Price War We all know the price has a lot to do with winning a share of Amazon’s Buy Box, but perhaps merchants place a little too much importance on price.
Instead of worrying so much about having the lowest costs among your competitors, RepricerExpress recommends avoiding a price war as a technique for coming out on top. It rarely works out for the best, and we’ll take a look at why that is.
Repricing on Amazon Wars: Pyrrhic Victories All-Around
There are three people affected in a price war: you, your competitor(s), and your buyer. While the damage to you and your competitors is obvious — slashed prices going so low it starts to affect your profit margin — the reality is a little less clear for your buyers.
It may seem like a curious point to make that buyer also get hurt in price wars, as to how can someone who gets the product they desire for the lowest price possible be losing out? While on the surface it seems to make sense, going a little deeper, we can see it’s not all it’s cracked up to be.
First, your buyers will come to expect those kinds of prices from you all the time. If you don’t provide them, because you’ve gotten into a pricing war with your competitors, your buyer knows all they have to do is shop around and someone will have the price they want. And lastly, over time, consumers will begin to equate ‘cheap prices’ with ‘cheap products’ and will be cutting themselves off from an awesome merchant with a nicely varied inventory. It may not be a fair label, but we as humans have a built-in tendency to associate lower prices with lower quality.
Long-Term Sustainability Will Be Difficult
We’re not saying to never use pricing software on your products drastically, as that can actually be a very good pricing strategy.
If you want to move a slow item or entice buyers into picking up an expensive item, you can price a product really low and either a) move it at record speed or b) price it low as part of a pair and move twice the amount of inventory.
It’s sort of like having a sweet tooth for chocolate. It’s nice to indulge in it here and there because it feels like a treat. But when you start having chocolate every day, the appeal of it goes down and there’s no reason to think of chocolate as being for a special occasion. Your dentist will also have a word with you and tell you it’s probably a good idea if you back off the chocolate a little bit.
Price slashing (the practice of cutting prices by large amounts) is the same way. Everyone gets excited about it when it happens sporadically and you won’t get the eCommerce version of a cavity from it. Start reducing your prices to rock bottom all the time, and you’ll soon be pricing yourself out of business.
It Almost Never Works Out to a Win For You
Let’s assume that you’re one of the rare few for whom the previous arguments just don’t apply. For whatever reason, lightning never hits and you’re able to successfully dodge pitfall after pitfall. It’s kind of tempting to think your luck will always run this course, isn’t it?
Except it won’t.

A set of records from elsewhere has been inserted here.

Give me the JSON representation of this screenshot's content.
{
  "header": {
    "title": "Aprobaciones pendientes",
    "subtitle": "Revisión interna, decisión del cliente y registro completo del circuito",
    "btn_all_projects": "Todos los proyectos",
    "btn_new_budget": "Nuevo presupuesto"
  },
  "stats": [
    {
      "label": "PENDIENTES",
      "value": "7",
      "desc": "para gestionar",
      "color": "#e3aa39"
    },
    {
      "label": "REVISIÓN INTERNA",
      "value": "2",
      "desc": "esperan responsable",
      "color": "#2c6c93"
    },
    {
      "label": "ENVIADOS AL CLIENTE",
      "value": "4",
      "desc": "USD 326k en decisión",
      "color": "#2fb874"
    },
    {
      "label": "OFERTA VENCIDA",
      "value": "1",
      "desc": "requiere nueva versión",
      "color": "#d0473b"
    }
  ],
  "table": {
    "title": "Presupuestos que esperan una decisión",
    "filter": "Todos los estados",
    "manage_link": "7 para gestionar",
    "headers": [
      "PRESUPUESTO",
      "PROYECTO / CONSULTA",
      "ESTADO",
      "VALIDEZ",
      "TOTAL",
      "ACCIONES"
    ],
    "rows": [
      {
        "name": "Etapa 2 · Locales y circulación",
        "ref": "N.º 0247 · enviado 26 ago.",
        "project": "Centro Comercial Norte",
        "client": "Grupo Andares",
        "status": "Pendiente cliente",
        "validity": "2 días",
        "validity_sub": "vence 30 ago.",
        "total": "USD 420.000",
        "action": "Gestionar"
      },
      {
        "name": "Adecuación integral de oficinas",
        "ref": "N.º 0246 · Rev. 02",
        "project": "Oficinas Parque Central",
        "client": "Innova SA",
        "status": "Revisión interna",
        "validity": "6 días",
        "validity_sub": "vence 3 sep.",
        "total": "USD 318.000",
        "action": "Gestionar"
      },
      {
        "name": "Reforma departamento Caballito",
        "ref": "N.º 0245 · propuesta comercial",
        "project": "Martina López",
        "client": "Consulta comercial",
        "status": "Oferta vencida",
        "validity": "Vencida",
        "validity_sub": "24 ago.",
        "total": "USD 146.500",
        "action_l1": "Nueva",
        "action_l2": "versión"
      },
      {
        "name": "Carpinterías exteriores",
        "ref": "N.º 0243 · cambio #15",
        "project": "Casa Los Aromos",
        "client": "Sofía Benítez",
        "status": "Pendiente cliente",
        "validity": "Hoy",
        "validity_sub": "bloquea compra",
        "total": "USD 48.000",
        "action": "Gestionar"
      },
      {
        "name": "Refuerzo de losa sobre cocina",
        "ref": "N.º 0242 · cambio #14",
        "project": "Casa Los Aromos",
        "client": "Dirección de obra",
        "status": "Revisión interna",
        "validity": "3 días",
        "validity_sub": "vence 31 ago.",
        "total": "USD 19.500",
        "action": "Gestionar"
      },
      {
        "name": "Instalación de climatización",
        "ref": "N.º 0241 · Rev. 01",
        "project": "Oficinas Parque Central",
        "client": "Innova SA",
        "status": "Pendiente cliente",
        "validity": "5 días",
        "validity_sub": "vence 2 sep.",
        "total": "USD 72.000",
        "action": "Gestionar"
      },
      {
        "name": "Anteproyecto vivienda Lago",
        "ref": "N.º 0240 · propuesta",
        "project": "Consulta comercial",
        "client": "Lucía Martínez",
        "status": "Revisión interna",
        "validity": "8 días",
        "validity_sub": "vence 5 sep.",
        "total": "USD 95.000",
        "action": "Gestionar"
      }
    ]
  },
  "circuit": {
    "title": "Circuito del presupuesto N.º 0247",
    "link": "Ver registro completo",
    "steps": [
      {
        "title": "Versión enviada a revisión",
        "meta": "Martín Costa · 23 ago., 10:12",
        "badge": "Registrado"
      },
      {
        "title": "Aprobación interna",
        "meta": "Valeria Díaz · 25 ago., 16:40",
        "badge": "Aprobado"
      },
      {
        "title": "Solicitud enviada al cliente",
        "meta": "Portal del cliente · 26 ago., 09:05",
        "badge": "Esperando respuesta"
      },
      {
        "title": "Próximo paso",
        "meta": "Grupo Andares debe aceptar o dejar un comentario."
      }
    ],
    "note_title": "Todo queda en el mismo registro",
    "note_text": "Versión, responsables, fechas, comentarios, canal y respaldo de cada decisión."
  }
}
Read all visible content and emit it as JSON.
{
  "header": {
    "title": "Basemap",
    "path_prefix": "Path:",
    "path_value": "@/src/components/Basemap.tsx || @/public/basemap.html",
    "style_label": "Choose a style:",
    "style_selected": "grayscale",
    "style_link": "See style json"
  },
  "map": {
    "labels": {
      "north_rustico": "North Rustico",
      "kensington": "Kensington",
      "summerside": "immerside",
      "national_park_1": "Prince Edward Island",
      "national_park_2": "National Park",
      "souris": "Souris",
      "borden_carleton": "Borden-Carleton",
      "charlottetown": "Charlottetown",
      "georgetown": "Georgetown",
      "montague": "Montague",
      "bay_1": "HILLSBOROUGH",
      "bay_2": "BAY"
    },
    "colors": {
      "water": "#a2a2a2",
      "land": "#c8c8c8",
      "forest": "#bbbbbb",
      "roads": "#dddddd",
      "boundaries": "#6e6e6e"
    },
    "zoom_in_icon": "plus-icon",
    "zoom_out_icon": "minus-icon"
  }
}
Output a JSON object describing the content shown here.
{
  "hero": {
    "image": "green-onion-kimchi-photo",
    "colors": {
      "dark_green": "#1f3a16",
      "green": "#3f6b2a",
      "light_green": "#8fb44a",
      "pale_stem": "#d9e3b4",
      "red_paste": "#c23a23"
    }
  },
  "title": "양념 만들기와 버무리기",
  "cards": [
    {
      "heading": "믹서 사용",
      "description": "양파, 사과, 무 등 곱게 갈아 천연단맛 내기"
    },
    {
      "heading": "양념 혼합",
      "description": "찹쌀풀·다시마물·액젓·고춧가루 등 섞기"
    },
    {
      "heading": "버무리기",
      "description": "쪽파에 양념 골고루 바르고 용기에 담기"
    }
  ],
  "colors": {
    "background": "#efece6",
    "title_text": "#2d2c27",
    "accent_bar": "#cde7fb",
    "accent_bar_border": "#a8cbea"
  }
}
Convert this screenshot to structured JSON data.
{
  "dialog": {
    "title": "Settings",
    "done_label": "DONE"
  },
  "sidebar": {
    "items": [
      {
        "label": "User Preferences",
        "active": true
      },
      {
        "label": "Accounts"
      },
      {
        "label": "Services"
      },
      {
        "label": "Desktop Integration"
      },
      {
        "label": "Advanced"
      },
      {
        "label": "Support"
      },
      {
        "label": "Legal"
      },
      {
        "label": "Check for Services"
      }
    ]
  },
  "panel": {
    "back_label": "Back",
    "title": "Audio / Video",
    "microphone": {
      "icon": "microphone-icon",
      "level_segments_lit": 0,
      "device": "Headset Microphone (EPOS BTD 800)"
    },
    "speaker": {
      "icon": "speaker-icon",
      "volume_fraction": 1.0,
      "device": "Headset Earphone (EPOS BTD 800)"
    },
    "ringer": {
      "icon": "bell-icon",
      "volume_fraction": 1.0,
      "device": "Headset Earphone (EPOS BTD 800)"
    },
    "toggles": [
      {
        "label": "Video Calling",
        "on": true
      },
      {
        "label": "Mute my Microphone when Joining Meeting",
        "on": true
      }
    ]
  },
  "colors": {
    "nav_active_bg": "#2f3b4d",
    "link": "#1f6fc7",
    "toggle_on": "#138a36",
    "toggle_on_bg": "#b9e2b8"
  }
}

The curse of being this lucky is eventually you’ll get so big, the really big players will want to squish you. Think of what Walmart would do if they found out you were responsible for their losing 10% of their customers each year. They wouldn’t very well just sit by and let you scoop them up. Instead, they’ll do everything in their power to make sure you’re yesterday’s news.
Now, we’re not saying to not grow your company really big and be as successful as possible. We’re saying to not take the route of selling things as cheaply as possible to attain that goal. You’ve seen countless examples of how the short and fast path is almost always a recipe for disaster (e.g. the US housing crisis, the dot-com bubble fiasco, etc.), whereas slow and steady means building a solid foundation, which will serve you much better in the future.